Work to be completed: Scan the data below and give the number of lines that include the word "photo", with no other words.

Records to process:
Segment Open
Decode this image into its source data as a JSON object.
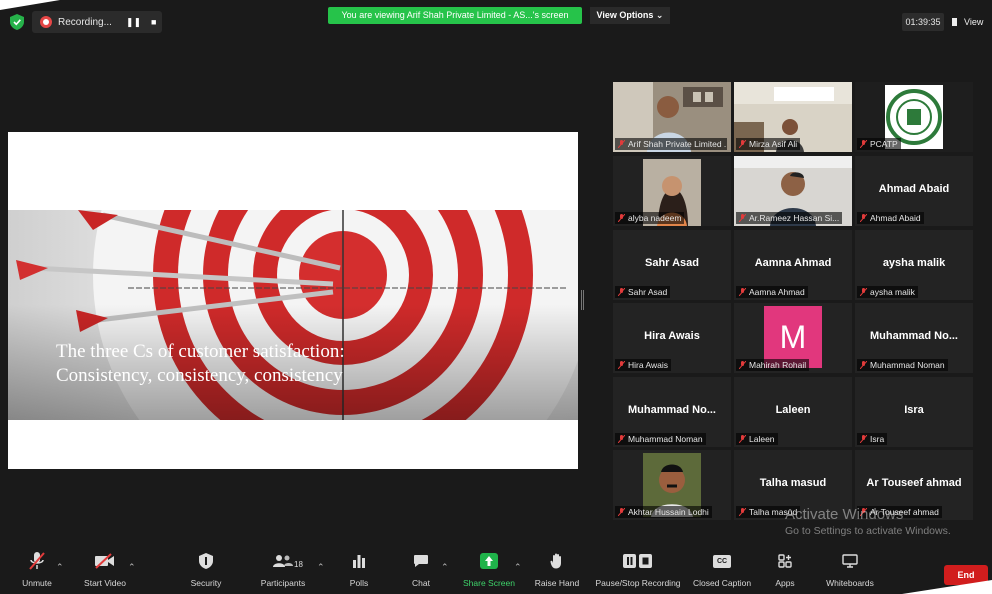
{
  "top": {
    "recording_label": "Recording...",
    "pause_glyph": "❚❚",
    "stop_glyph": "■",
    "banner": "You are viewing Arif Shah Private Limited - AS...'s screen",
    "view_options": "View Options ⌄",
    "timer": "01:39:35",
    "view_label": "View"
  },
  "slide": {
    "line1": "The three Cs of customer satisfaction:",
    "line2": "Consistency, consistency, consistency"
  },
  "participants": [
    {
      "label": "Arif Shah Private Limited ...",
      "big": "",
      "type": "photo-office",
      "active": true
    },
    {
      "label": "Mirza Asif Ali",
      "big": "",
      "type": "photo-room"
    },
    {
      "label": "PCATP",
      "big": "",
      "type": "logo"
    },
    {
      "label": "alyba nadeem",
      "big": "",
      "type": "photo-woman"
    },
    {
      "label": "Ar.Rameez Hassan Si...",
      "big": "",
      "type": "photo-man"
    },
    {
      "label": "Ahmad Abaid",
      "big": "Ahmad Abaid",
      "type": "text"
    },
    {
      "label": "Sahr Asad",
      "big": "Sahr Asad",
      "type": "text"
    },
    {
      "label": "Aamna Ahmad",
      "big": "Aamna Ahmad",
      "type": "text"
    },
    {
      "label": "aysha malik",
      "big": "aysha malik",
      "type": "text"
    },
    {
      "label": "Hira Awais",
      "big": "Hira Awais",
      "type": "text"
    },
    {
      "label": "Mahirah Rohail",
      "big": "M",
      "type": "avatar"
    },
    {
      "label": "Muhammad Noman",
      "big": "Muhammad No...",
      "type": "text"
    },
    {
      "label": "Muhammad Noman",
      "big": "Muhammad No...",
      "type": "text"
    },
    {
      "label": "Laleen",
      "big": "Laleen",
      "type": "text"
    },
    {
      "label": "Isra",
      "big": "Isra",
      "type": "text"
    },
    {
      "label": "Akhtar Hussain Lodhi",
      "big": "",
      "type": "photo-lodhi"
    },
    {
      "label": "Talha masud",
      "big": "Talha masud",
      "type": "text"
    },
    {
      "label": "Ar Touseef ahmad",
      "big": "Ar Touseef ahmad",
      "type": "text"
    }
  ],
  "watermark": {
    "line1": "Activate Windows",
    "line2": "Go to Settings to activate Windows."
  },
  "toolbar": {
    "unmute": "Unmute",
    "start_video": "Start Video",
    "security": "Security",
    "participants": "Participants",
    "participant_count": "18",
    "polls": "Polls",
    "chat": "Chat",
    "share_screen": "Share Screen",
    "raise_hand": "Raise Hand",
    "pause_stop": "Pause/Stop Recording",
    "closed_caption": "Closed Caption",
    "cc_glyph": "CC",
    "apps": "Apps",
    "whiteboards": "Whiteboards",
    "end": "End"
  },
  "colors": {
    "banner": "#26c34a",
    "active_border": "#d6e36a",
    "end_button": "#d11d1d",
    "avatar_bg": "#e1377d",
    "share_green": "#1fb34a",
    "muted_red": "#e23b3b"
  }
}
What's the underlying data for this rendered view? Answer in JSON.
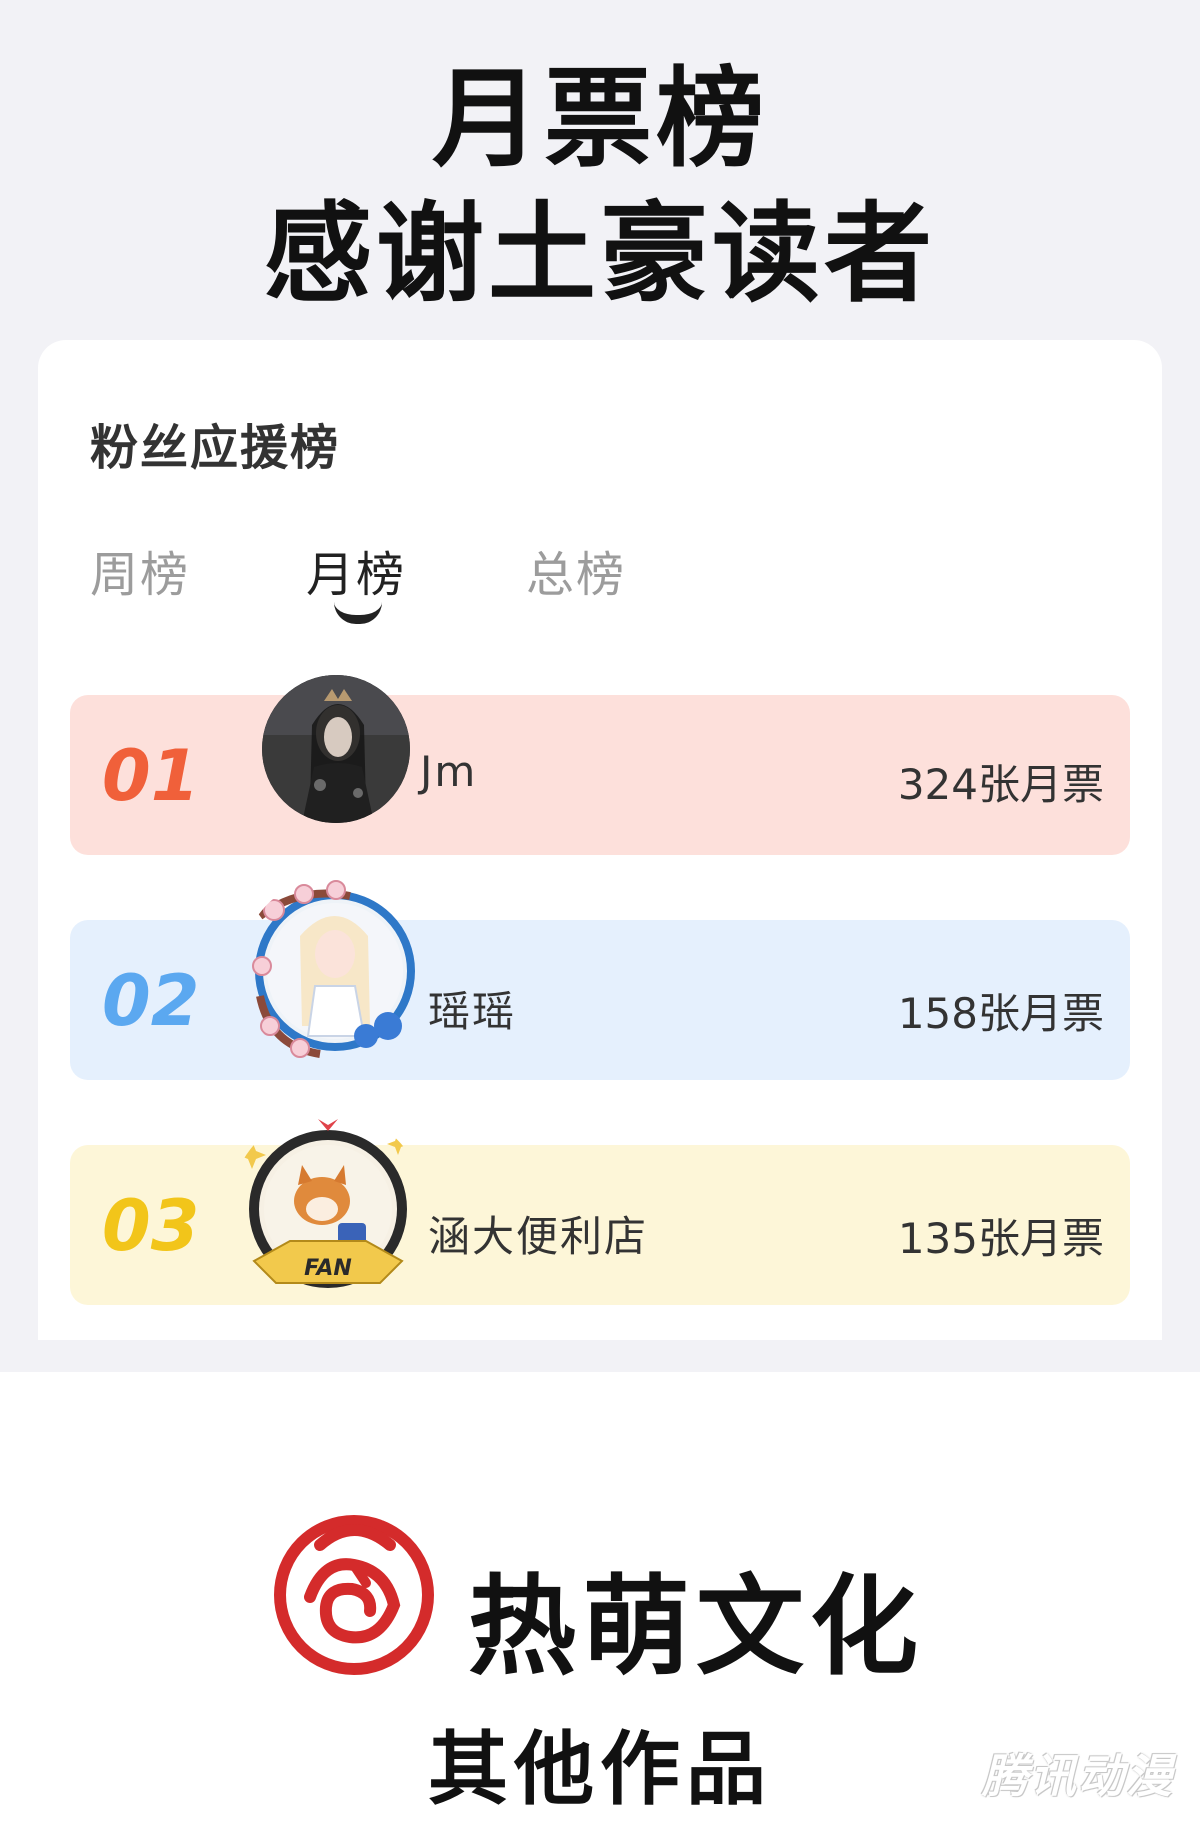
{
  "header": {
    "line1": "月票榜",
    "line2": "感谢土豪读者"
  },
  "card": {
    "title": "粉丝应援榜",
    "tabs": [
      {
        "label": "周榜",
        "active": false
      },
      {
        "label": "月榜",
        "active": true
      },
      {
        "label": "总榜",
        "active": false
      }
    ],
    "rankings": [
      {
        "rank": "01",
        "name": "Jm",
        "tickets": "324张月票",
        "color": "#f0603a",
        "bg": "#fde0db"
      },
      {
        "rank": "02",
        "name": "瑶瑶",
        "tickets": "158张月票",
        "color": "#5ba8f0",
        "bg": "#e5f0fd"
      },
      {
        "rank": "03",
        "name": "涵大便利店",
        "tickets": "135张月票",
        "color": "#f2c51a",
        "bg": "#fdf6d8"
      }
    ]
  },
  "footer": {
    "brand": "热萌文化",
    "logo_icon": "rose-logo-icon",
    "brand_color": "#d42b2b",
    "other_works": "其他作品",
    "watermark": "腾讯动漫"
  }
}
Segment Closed
Expected output: 5